Saint Henry Walpole, S.J. (1595): When asked to join in prayer with Protestants for his own peaceful death he said “that by the grace of God he was in peace with all the world, and prayed God for all, particularly those who were the cause of his death; but as they were with them; yet he heartily prayed for them, that God would enlighten them with His truth, bring them back to His Church, and dispose them for His mercy” …he also prayed: “…may His Divine Majesty never suffer me to consent to the least thing by which He may be dishonored,, nor you to desire it of me, and God is my witness, that to all here present, and particularly to me accusers, I wish as to myself the salvation of their souls, and to this end they may live in the true Catholic Faith, the only way to eternal happiness.”

Saint Ann Line (1601): “I am sentenced to die for harbouring a Catholic priest, and so far I am from repenting for having so done, that I wish, with all my soul, that where I have entertained one, I could have entertained a thousand.”

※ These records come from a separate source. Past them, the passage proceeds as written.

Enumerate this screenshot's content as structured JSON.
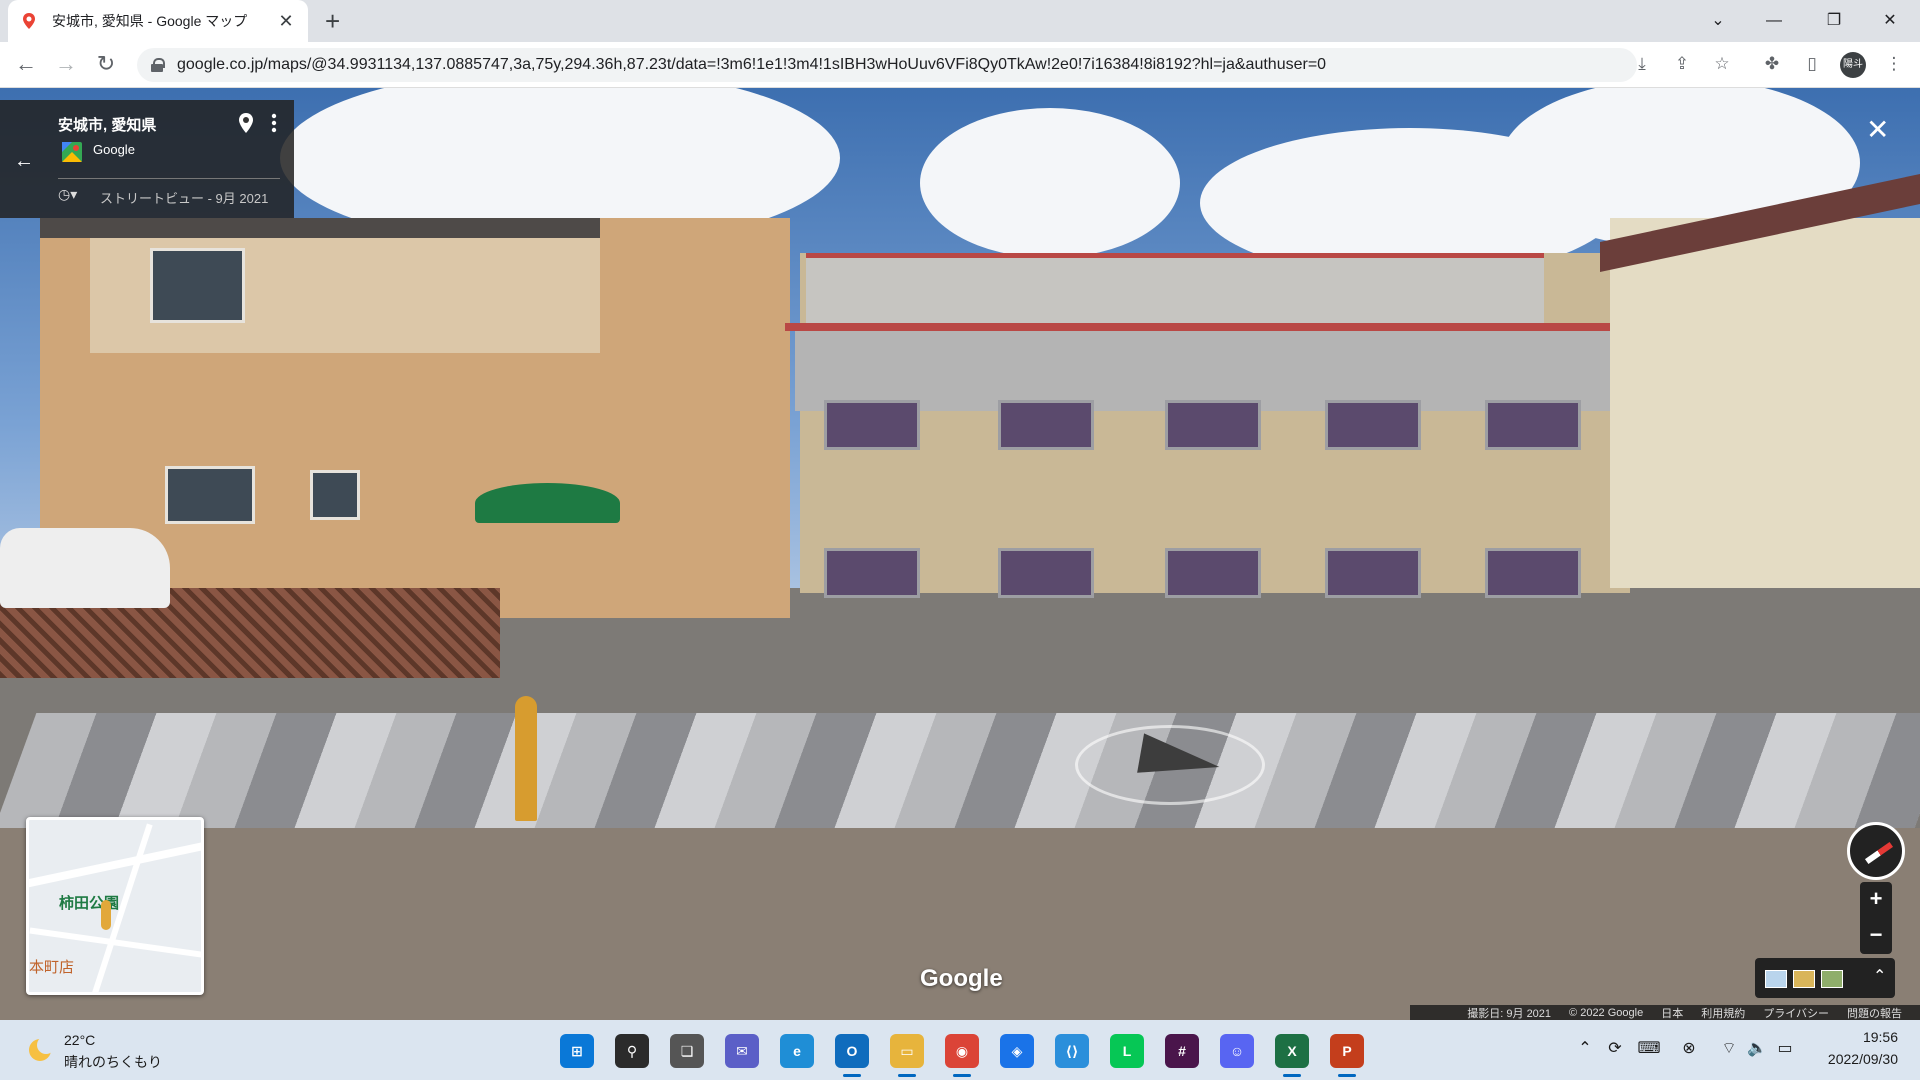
{
  "browser": {
    "tab_title": "安城市, 愛知県 - Google マップ",
    "new_tab": "+",
    "tab_close": "✕",
    "url": "google.co.jp/maps/@34.9931134,137.0885747,3a,75y,294.36h,87.23t/data=!3m6!1e1!3m4!1sIBH3wHoUuv6VFi8Qy0TkAw!2e0!7i16384!8i8192?hl=ja&authuser=0",
    "profile_label": "陽斗",
    "window_controls": [
      "⌄",
      "—",
      "❐",
      "✕"
    ]
  },
  "streetview": {
    "place_title": "安城市, 愛知県",
    "provider": "Google",
    "history_label": "ストリートビュー - 9月 2021",
    "watermark": "Google",
    "back_arrow": "←",
    "close": "✕",
    "zoom_in": "+",
    "zoom_out": "−",
    "layers_expand": "⌃",
    "minimap": {
      "park_label": "柿田公園",
      "town_label": "本町店"
    },
    "footer": {
      "capture_date": "撮影日: 9月 2021",
      "copyright": "© 2022 Google",
      "country": "日本",
      "terms": "利用規約",
      "privacy": "プライバシー",
      "report": "問題の報告"
    }
  },
  "taskbar": {
    "weather_temp": "22°C",
    "weather_condition": "晴れのちくもり",
    "apps": [
      {
        "name": "start",
        "label": "⊞",
        "color": "#0a78d7"
      },
      {
        "name": "search",
        "label": "⚲",
        "color": "#2b2b2b"
      },
      {
        "name": "task-view",
        "label": "❏",
        "color": "#555555"
      },
      {
        "name": "teams",
        "label": "✉",
        "color": "#5b5fc7"
      },
      {
        "name": "edge",
        "label": "e",
        "color": "#1f8ed6"
      },
      {
        "name": "outlook",
        "label": "O",
        "color": "#0f6cbd"
      },
      {
        "name": "explorer",
        "label": "▭",
        "color": "#e7b43c"
      },
      {
        "name": "chrome",
        "label": "◉",
        "color": "#db4437"
      },
      {
        "name": "maps",
        "label": "◈",
        "color": "#1a73e8"
      },
      {
        "name": "vscode",
        "label": "⟨⟩",
        "color": "#2b8fdb"
      },
      {
        "name": "line",
        "label": "L",
        "color": "#06c755"
      },
      {
        "name": "slack",
        "label": "#",
        "color": "#4a154b"
      },
      {
        "name": "discord",
        "label": "☺",
        "color": "#5865f2"
      },
      {
        "name": "excel",
        "label": "X",
        "color": "#1d7044"
      },
      {
        "name": "powerpoint",
        "label": "P",
        "color": "#c43e1c"
      }
    ],
    "tray": [
      "⌃",
      "⟳",
      "⌨",
      "⊗",
      "⌔",
      "🔈",
      "▭"
    ],
    "time": "19:56",
    "date": "2022/09/30"
  },
  "colors": {
    "accent": "#1a73e8",
    "chrome_bg": "#dee1e6",
    "taskbar_bg": "#dbe5f0",
    "roof_red": "#b94845"
  }
}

Saint John Roberts, O.S.B. (1610)” When accused of coming back into England without authority he said that “he was sent into England by the same authority by which Saint Augustine, the apostle of England, was sent, whose disciple he was, being of the same order, and living under the same rules in which he lived, and that for the profession and teaching of that religion, which Saint Augustine planted in England, he was now condemned to die….”

Saint Edmund Arrowsmith, S.J. (1628): “You gentlemen, who are come hither to see my end, bear witness with me that I die a constant Roman Catholic, and for Jesus Christ’s sake. Let not my death be a hindrance to your well-doing and going forward in the Catholic religion, but rather an encouragement therein. For Jesus’ sake have a care for your souls, than which nothing is more precious; and become members of the true Church as you tender you salvation; for hereafter that alone will do you good. Nothing doth so much grieve me as this England which I pray God soon convert.”

Saint Henry Morse, S.J. (1645): “I am come hither to die for my religion, for that religion which is professed by the Catholic Roman Church, founded by Christ, established by the Apostles, propagated through the ages by an hierarchy always visible to this day, grounded on the testimonies of holy scriptures; upheld by the authority of fathers and councils, out of which, in fine, there can be no hopes of salvation.”

(he continues)…”And I hold for certain that the present tumults, and all the calamities, under which the nation groans, are to be ascribed to nothing else but heresy, and this spawn of so many sets, and that it will be in vain to look for tranquillity and happiness, or any lasting remedy for these evils, as long as this mortal poison remains in the very bowels of the nation…”

Saint Robert Southwell, S.J. (1595): “He cannot have God for his Father that refutes the Catholic Church for his Mother; neither can he attain to the Church Triumphant who is not a member of the Church Militant.”